*What you need to do*. Word for word, restate all of the records.
━━━━━━━━━━
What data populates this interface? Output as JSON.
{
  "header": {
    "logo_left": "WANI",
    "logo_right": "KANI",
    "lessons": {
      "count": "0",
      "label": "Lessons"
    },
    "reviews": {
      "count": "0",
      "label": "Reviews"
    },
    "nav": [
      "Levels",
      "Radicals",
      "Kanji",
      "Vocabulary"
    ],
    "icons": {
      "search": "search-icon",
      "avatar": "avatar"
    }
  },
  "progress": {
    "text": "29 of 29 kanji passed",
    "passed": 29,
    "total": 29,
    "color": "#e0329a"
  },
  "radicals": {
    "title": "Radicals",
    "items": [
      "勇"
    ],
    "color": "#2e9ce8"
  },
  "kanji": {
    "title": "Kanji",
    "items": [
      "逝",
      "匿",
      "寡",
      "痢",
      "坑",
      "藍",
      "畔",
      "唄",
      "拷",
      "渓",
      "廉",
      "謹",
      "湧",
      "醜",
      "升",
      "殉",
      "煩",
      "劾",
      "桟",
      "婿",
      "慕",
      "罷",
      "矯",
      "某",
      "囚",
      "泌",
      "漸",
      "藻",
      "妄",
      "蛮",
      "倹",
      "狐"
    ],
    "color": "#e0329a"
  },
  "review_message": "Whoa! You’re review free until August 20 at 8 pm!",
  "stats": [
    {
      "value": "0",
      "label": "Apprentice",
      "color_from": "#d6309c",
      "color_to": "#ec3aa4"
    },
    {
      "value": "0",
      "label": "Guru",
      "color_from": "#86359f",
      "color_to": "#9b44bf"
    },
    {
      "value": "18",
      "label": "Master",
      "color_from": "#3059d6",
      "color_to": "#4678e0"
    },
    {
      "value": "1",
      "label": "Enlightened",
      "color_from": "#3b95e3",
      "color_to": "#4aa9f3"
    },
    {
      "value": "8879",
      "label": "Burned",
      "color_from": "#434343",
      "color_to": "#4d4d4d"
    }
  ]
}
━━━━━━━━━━
*Solved problem*.
What data populates this interface? Output as JSON.
{
  "header": {
    "logo_left": "WANI",
    "logo_right": "KANI",
    "lessons": {
      "count": "0",
      "label": "Lessons"
    },
    "reviews": {
      "count": "0",
      "label": "Reviews"
    },
    "nav": [
      "Levels",
      "Radicals",
      "Kanji",
      "Vocabulary"
    ],
    "icons": {
      "search": "search-icon",
      "avatar": "avatar"
    }
  },
  "progress": {
    "text": "29 of 29 kanji passed",
    "passed": 29,
    "total": 29,
    "color": "#e0329a"
  },
  "radicals": {
    "title": "Radicals",
    "items": [
      "勇"
    ],
    "color": "#2e9ce8"
  },
  "kanji": {
    "title": "Kanji",
    "items": [
      "逝",
      "匿",
      "寡",
      "痢",
      "坑",
      "藍",
      "畔",
      "唄",
      "拷",
      "渓",
      "廉",
      "謹",
      "湧",
      "醜",
      "升",
      "殉",
      "煩",
      "劾",
      "桟",
      "婿",
      "慕",
      "罷",
      "矯",
      "某",
      "囚",
      "泌",
      "漸",
      "藻",
      "妄",
      "蛮",
      "倹",
      "狐"
    ],
    "color": "#e0329a"
  },
  "review_message": "Whoa! You’re review free until August 20 at 8 pm!",
  "stats": [
    {
      "value": "0",
      "label": "Apprentice",
      "color_from": "#d6309c",
      "color_to": "#ec3aa4"
    },
    {
      "value": "0",
      "label": "Guru",
      "color_from": "#86359f",
      "color_to": "#9b44bf"
    },
    {
      "value": "18",
      "label": "Master",
      "color_from": "#3059d6",
      "color_to": "#4678e0"
    },
    {
      "value": "1",
      "label": "Enlightened",
      "color_from": "#3b95e3",
      "color_to": "#4aa9f3"
    },
    {
      "value": "8879",
      "label": "Burned",
      "color_from": "#434343",
      "color_to": "#4d4d4d"
    }
  ]
}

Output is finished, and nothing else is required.